**EXTRACTED INFORMATION**
● ● ● ● ●

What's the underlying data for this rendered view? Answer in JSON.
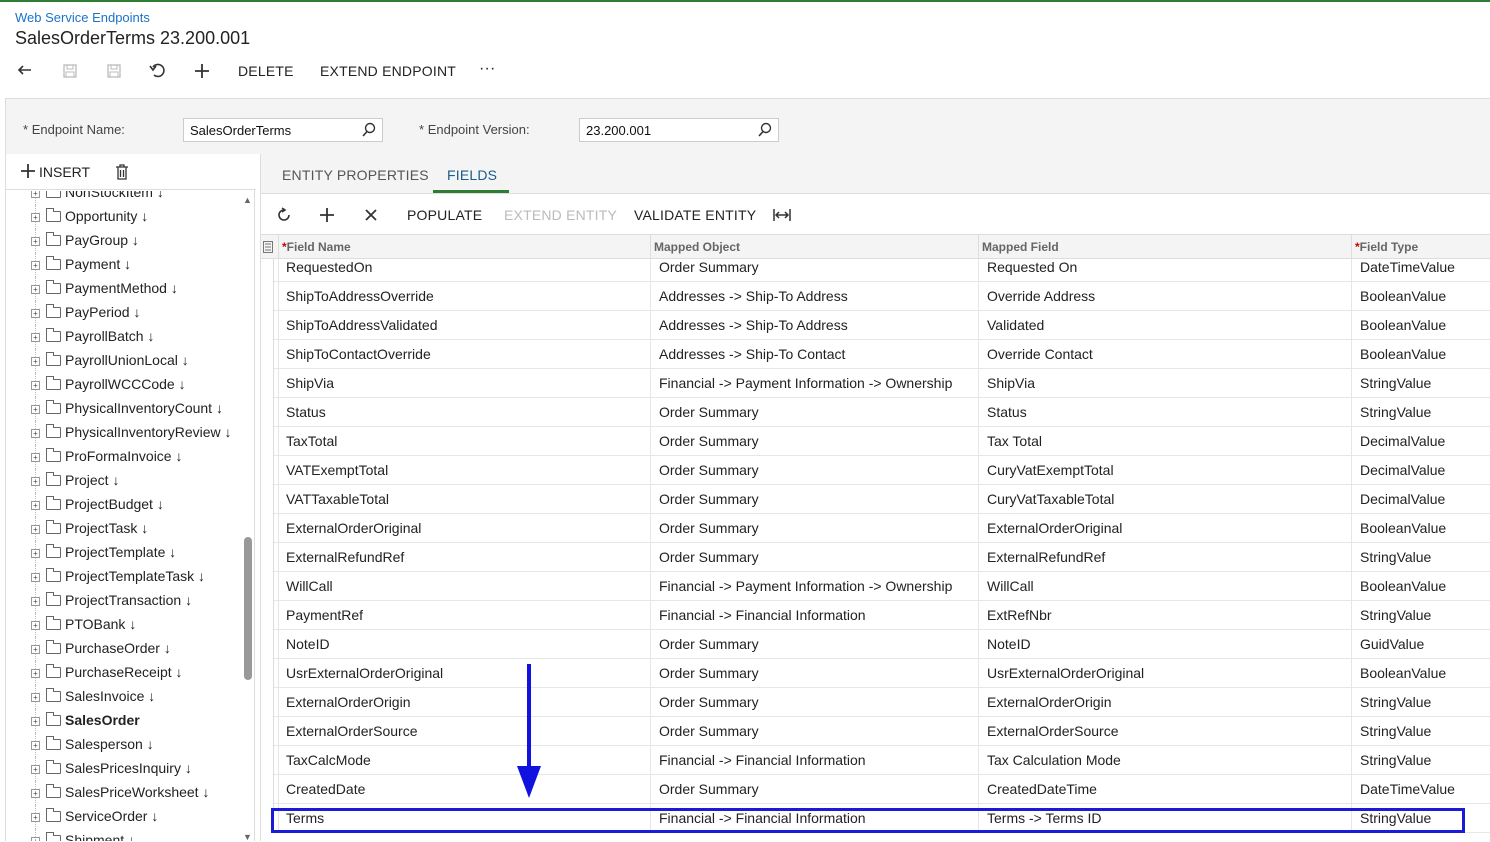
{
  "breadcrumb": "Web Service Endpoints",
  "title": "SalesOrderTerms 23.200.001",
  "toolbar": {
    "icons": [
      "back-arrow-icon",
      "save-close-icon",
      "save-icon",
      "undo-icon",
      "plus-icon"
    ],
    "delete_label": "DELETE",
    "extend_label": "EXTEND ENDPOINT",
    "more_label": "···"
  },
  "header": {
    "endpoint_name_label": "Endpoint Name:",
    "endpoint_name_value": "SalesOrderTerms",
    "endpoint_version_label": "Endpoint Version:",
    "endpoint_version_value": "23.200.001",
    "required_mark": "*"
  },
  "left": {
    "insert_label": "INSERT",
    "tree": [
      {
        "label": "NonStockItem ↓",
        "bold": false
      },
      {
        "label": "Opportunity ↓",
        "bold": false
      },
      {
        "label": "PayGroup ↓",
        "bold": false
      },
      {
        "label": "Payment ↓",
        "bold": false
      },
      {
        "label": "PaymentMethod ↓",
        "bold": false
      },
      {
        "label": "PayPeriod ↓",
        "bold": false
      },
      {
        "label": "PayrollBatch ↓",
        "bold": false
      },
      {
        "label": "PayrollUnionLocal ↓",
        "bold": false
      },
      {
        "label": "PayrollWCCCode ↓",
        "bold": false
      },
      {
        "label": "PhysicalInventoryCount ↓",
        "bold": false
      },
      {
        "label": "PhysicalInventoryReview ↓",
        "bold": false
      },
      {
        "label": "ProFormaInvoice ↓",
        "bold": false
      },
      {
        "label": "Project ↓",
        "bold": false
      },
      {
        "label": "ProjectBudget ↓",
        "bold": false
      },
      {
        "label": "ProjectTask ↓",
        "bold": false
      },
      {
        "label": "ProjectTemplate ↓",
        "bold": false
      },
      {
        "label": "ProjectTemplateTask ↓",
        "bold": false
      },
      {
        "label": "ProjectTransaction ↓",
        "bold": false
      },
      {
        "label": "PTOBank ↓",
        "bold": false
      },
      {
        "label": "PurchaseOrder ↓",
        "bold": false
      },
      {
        "label": "PurchaseReceipt ↓",
        "bold": false
      },
      {
        "label": "SalesInvoice ↓",
        "bold": false
      },
      {
        "label": "SalesOrder",
        "bold": true
      },
      {
        "label": "Salesperson ↓",
        "bold": false
      },
      {
        "label": "SalesPricesInquiry ↓",
        "bold": false
      },
      {
        "label": "SalesPriceWorksheet ↓",
        "bold": false
      },
      {
        "label": "ServiceOrder ↓",
        "bold": false
      },
      {
        "label": "Shipment ↓",
        "bold": false
      }
    ]
  },
  "tabs": {
    "entity_properties": "ENTITY PROPERTIES",
    "fields": "FIELDS"
  },
  "grid_toolbar": {
    "populate": "POPULATE",
    "extend_entity": "EXTEND ENTITY",
    "validate_entity": "VALIDATE ENTITY"
  },
  "grid": {
    "headers": {
      "field_name": "Field Name",
      "mapped_object": "Mapped Object",
      "mapped_field": "Mapped Field",
      "field_type": "Field Type"
    },
    "rows": [
      [
        "RequestedOn",
        "Order Summary",
        "Requested On",
        "DateTimeValue"
      ],
      [
        "ShipToAddressOverride",
        "Addresses -> Ship-To Address",
        "Override Address",
        "BooleanValue"
      ],
      [
        "ShipToAddressValidated",
        "Addresses -> Ship-To Address",
        "Validated",
        "BooleanValue"
      ],
      [
        "ShipToContactOverride",
        "Addresses -> Ship-To Contact",
        "Override Contact",
        "BooleanValue"
      ],
      [
        "ShipVia",
        "Financial -> Payment Information -> Ownership",
        "ShipVia",
        "StringValue"
      ],
      [
        "Status",
        "Order Summary",
        "Status",
        "StringValue"
      ],
      [
        "TaxTotal",
        "Order Summary",
        "Tax Total",
        "DecimalValue"
      ],
      [
        "VATExemptTotal",
        "Order Summary",
        "CuryVatExemptTotal",
        "DecimalValue"
      ],
      [
        "VATTaxableTotal",
        "Order Summary",
        "CuryVatTaxableTotal",
        "DecimalValue"
      ],
      [
        "ExternalOrderOriginal",
        "Order Summary",
        "ExternalOrderOriginal",
        "BooleanValue"
      ],
      [
        "ExternalRefundRef",
        "Order Summary",
        "ExternalRefundRef",
        "StringValue"
      ],
      [
        "WillCall",
        "Financial -> Payment Information -> Ownership",
        "WillCall",
        "BooleanValue"
      ],
      [
        "PaymentRef",
        "Financial -> Financial Information",
        "ExtRefNbr",
        "StringValue"
      ],
      [
        "NoteID",
        "Order Summary",
        "NoteID",
        "GuidValue"
      ],
      [
        "UsrExternalOrderOriginal",
        "Order Summary",
        "UsrExternalOrderOriginal",
        "BooleanValue"
      ],
      [
        "ExternalOrderOrigin",
        "Order Summary",
        "ExternalOrderOrigin",
        "StringValue"
      ],
      [
        "ExternalOrderSource",
        "Order Summary",
        "ExternalOrderSource",
        "StringValue"
      ],
      [
        "TaxCalcMode",
        "Financial -> Financial Information",
        "Tax Calculation Mode",
        "StringValue"
      ],
      [
        "CreatedDate",
        "Order Summary",
        "CreatedDateTime",
        "DateTimeValue"
      ],
      [
        "Terms",
        "Financial -> Financial Information",
        "Terms -> Terms ID",
        "StringValue"
      ]
    ]
  },
  "colors": {
    "accent_green": "#2e7d32",
    "link_blue": "#1a73c8",
    "annotation_blue": "#1212e0"
  }
}
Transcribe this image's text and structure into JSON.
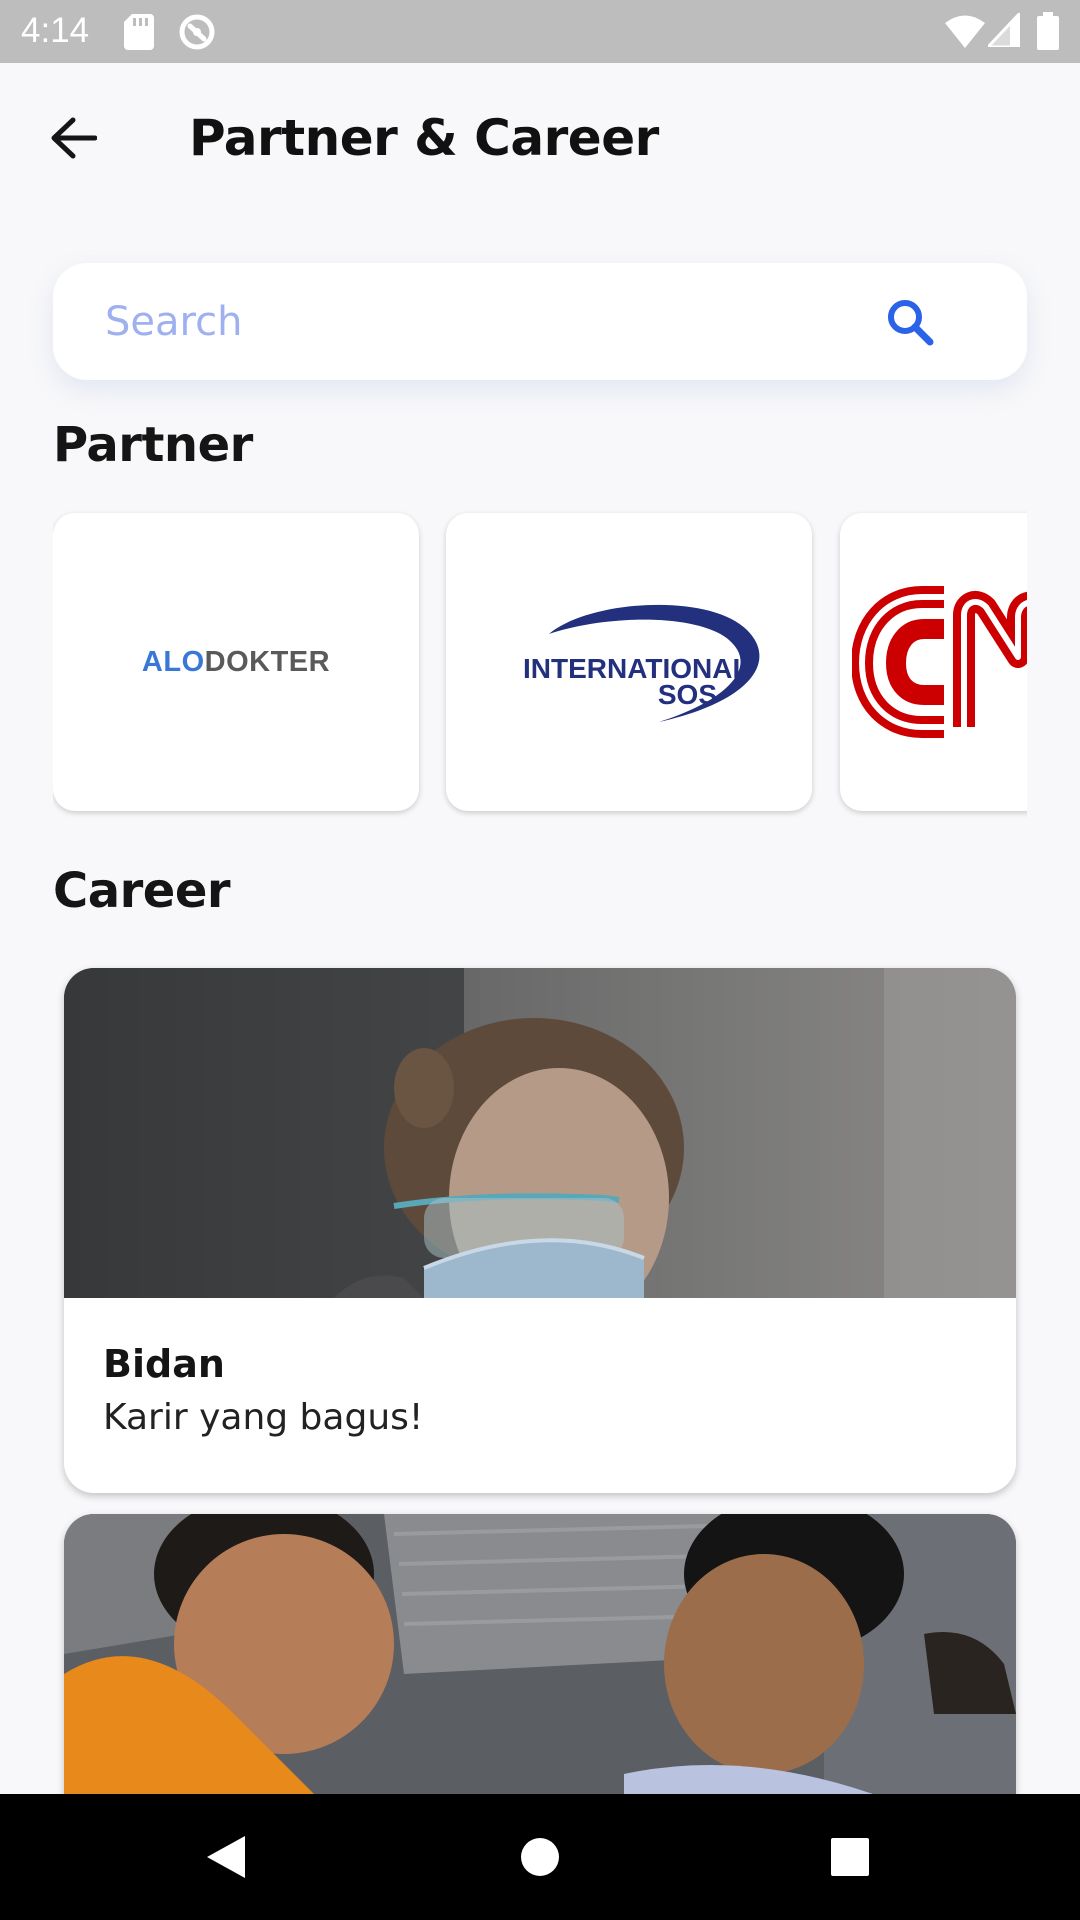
{
  "status_bar": {
    "time": "4:14",
    "icons": [
      "sd-card-icon",
      "sync-icon",
      "wifi-icon",
      "signal-icon",
      "battery-icon"
    ]
  },
  "app_bar": {
    "title": "Partner & Career",
    "back_icon": "arrow-back-icon"
  },
  "search": {
    "placeholder": "Search",
    "value": "",
    "icon": "search-icon",
    "icon_color": "#2a62e8",
    "placeholder_color": "#9fb0f0"
  },
  "partner_section": {
    "heading": "Partner",
    "partners": [
      {
        "name": "Alodokter",
        "logo_parts": [
          "ALO",
          "DOKTER"
        ],
        "colors": [
          "#3a78d8",
          "#5a5a5a"
        ]
      },
      {
        "name": "International SOS",
        "logo_lines": [
          "INTERNATIONAL",
          "SOS"
        ],
        "color": "#22307e"
      },
      {
        "name": "CNN",
        "color": "#cc0000"
      }
    ]
  },
  "career_section": {
    "heading": "Career",
    "jobs": [
      {
        "title": "Bidan",
        "subtitle": "Karir yang bagus!"
      },
      {
        "title": "",
        "subtitle": ""
      }
    ]
  },
  "nav_bar": {
    "buttons": [
      "back-triangle-icon",
      "home-circle-icon",
      "recents-square-icon"
    ]
  }
}
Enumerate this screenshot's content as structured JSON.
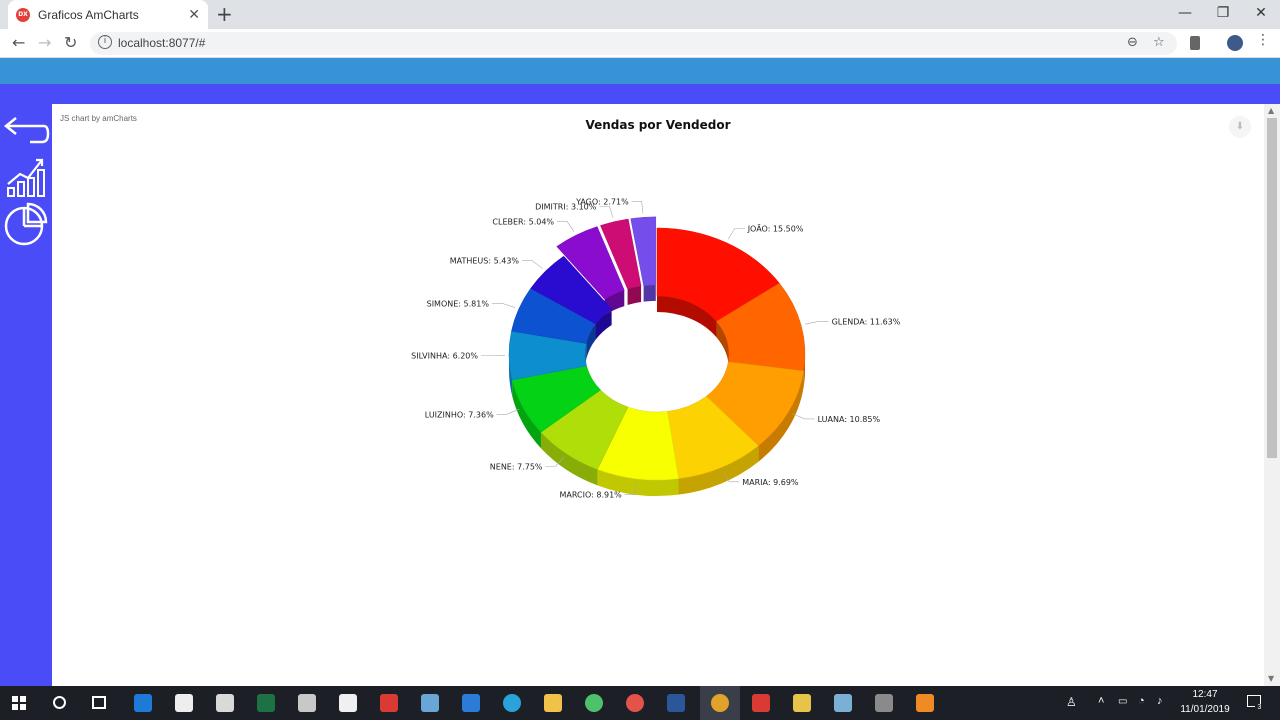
{
  "browser": {
    "tab_title": "Graficos AmCharts",
    "tab_favicon": "DX",
    "url": "localhost:8077/#"
  },
  "colors": {
    "page_top": "#3893d6",
    "sidebar": "#4a4cf8"
  },
  "sidebar": {
    "items": [
      {
        "icon": "back-arrow-icon"
      },
      {
        "icon": "line-chart-icon"
      },
      {
        "icon": "pie-chart-icon"
      }
    ]
  },
  "chart_data": {
    "type": "pie",
    "title": "Vendas por Vendedor",
    "credit": "JS chart by amCharts",
    "donut": true,
    "three_d": true,
    "slices": [
      {
        "name": "JOÃO",
        "value": 15.5,
        "color": "#ff0f00"
      },
      {
        "name": "GLENDA",
        "value": 11.63,
        "color": "#ff6600"
      },
      {
        "name": "LUANA",
        "value": 10.85,
        "color": "#ff9e01"
      },
      {
        "name": "MARIA",
        "value": 9.69,
        "color": "#fcd202"
      },
      {
        "name": "MARCIO",
        "value": 8.91,
        "color": "#f8ff01"
      },
      {
        "name": "NENE",
        "value": 7.75,
        "color": "#b0de09"
      },
      {
        "name": "LUIZINHO",
        "value": 7.36,
        "color": "#04d215"
      },
      {
        "name": "SILVINHA",
        "value": 6.2,
        "color": "#0d8ecf"
      },
      {
        "name": "SIMONE",
        "value": 5.81,
        "color": "#0d52d1"
      },
      {
        "name": "MATHEUS",
        "value": 5.43,
        "color": "#2a0cd0"
      },
      {
        "name": "CLEBER",
        "value": 5.04,
        "color": "#8a0ccf"
      },
      {
        "name": "DIMITRI",
        "value": 3.1,
        "color": "#cd0d74"
      },
      {
        "name": "YAGO",
        "value": 2.71,
        "color": "#754deb"
      }
    ]
  },
  "taskbar": {
    "time": "12:47",
    "date": "11/01/2019",
    "notifications": "3"
  }
}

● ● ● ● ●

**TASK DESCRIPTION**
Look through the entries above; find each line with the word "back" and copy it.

**SOLUTION TO THIS TASK**
      "back-arrow-icon",
    "back_icon": "arrow-back-icon"
      "back-triangle-icon",
        "icon": "back-arrow-icon"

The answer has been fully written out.